*EXERCISE INSTRUCTIONS*.
Each line of the data below containing "avatar" needs to be listed.

*RECORD EXTRACTS*.
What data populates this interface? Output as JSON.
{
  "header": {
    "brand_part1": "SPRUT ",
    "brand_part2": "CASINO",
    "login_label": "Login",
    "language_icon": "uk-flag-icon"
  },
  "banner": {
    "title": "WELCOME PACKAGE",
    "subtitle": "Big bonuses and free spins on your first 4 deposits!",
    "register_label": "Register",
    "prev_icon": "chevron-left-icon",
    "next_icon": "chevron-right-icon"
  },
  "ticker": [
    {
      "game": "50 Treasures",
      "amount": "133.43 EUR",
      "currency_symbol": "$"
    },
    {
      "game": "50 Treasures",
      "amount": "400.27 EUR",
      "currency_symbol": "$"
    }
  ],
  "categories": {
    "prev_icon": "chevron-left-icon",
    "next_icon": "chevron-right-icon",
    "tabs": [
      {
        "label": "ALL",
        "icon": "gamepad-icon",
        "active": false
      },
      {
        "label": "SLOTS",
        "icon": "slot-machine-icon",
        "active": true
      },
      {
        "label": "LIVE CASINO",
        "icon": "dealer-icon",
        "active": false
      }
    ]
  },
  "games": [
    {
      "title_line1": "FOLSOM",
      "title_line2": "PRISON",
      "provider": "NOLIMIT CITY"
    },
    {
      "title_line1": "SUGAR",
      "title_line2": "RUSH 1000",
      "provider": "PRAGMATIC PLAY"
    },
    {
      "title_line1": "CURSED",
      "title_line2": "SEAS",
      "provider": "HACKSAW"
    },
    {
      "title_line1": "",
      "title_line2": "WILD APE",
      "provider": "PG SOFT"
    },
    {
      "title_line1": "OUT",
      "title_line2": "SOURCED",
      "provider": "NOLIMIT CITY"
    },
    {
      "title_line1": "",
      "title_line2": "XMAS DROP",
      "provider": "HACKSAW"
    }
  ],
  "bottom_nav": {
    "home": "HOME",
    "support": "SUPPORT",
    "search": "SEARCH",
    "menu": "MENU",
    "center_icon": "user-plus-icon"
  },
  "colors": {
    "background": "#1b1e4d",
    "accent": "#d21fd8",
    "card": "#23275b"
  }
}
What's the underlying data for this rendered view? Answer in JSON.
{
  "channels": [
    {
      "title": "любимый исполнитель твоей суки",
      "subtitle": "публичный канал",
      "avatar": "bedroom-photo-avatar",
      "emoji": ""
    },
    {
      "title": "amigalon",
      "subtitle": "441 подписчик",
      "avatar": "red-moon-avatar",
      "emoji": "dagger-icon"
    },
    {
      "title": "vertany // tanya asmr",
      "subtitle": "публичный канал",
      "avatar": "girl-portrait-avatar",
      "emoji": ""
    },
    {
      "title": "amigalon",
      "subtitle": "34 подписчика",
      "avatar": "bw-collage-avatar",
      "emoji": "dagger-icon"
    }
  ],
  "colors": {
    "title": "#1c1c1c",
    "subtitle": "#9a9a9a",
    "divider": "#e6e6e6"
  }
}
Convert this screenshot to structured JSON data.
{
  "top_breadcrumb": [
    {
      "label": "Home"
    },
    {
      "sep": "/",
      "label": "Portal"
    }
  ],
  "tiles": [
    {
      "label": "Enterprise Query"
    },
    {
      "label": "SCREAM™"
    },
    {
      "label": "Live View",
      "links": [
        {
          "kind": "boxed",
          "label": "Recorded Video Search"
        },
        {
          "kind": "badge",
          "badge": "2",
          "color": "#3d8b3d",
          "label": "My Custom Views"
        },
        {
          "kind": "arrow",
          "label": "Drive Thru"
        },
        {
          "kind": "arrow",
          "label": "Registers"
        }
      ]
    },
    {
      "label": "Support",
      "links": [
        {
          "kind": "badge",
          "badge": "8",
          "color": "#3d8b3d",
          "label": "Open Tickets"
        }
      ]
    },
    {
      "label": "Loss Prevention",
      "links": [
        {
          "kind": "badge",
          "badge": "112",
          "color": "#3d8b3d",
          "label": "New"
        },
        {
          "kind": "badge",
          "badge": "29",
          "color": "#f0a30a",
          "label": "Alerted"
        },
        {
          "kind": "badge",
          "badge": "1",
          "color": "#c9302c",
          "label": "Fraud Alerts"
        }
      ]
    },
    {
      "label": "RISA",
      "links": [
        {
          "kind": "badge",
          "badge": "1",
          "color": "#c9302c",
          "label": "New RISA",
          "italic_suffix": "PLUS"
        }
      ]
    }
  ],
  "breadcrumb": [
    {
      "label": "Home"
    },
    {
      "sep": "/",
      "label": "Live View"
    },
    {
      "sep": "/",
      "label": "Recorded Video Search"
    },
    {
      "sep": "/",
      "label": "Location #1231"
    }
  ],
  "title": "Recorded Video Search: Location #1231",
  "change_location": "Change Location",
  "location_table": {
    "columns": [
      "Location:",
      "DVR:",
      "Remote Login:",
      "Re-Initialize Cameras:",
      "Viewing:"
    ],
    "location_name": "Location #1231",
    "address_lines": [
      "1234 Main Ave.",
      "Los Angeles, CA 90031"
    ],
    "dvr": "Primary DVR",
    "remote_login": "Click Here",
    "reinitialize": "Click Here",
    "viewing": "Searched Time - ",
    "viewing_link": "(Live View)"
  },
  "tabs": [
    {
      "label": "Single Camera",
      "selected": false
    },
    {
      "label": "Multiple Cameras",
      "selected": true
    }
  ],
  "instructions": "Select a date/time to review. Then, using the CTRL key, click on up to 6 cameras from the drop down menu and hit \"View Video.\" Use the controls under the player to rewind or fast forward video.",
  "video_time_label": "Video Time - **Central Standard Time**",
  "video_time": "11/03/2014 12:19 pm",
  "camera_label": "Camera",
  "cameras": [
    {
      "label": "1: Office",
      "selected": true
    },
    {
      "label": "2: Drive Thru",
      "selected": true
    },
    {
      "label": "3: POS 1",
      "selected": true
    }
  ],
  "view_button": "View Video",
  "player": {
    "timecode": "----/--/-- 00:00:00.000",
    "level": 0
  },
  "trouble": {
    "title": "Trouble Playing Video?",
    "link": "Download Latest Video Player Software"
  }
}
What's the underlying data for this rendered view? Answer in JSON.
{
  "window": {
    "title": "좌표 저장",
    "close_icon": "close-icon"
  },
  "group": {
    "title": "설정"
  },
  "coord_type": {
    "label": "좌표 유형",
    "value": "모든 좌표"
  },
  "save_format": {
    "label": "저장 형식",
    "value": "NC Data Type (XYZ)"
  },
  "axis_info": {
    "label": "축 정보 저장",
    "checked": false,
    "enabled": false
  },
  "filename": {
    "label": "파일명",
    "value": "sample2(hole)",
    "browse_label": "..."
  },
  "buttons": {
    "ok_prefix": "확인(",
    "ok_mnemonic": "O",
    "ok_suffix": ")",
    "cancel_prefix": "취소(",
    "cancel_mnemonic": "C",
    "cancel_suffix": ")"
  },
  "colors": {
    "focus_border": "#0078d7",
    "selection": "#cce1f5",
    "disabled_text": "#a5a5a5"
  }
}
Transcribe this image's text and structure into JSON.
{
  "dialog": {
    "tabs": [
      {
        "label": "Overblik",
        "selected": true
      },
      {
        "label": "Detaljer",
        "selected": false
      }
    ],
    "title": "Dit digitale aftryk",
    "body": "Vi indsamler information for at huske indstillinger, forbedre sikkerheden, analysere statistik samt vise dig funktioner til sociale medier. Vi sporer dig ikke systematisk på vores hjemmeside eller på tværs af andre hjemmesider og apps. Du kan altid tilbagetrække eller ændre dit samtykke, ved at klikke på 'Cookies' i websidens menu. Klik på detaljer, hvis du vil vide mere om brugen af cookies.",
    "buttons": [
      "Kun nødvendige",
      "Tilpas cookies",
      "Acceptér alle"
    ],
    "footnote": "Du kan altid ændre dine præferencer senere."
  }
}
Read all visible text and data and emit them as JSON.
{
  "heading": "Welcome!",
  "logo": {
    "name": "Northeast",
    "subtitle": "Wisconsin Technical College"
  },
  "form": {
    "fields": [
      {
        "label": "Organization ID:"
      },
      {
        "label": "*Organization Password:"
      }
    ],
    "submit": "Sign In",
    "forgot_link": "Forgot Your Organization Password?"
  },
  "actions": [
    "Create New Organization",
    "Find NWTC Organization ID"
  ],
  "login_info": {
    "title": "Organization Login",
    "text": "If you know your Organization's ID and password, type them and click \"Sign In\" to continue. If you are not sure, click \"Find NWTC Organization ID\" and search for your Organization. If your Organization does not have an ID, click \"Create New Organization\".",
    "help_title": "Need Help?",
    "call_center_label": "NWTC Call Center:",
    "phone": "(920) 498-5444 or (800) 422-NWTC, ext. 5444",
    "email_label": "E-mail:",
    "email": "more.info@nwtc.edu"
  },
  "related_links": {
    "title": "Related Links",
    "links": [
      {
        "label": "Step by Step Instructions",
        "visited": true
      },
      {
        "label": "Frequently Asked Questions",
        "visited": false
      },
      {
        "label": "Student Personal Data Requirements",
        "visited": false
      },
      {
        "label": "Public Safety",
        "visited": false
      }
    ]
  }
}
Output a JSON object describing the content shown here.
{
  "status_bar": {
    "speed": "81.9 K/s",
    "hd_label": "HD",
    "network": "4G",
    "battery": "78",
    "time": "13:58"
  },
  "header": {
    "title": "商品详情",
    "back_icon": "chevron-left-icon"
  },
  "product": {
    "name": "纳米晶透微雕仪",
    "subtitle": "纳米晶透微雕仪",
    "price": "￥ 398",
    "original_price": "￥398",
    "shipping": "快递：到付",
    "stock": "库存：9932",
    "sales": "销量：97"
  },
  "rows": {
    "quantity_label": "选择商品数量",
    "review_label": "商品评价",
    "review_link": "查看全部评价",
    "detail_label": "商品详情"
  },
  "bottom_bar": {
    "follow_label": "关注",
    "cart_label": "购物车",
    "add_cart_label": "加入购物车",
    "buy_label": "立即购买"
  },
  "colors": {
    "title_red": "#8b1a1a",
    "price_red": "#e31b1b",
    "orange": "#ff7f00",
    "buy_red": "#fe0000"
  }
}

*TASK RESPONSE*.
      "avatar": "bedroom-photo-avatar",
      "avatar": "red-moon-avatar",
      "avatar": "girl-portrait-avatar",
      "avatar": "bw-collage-avatar",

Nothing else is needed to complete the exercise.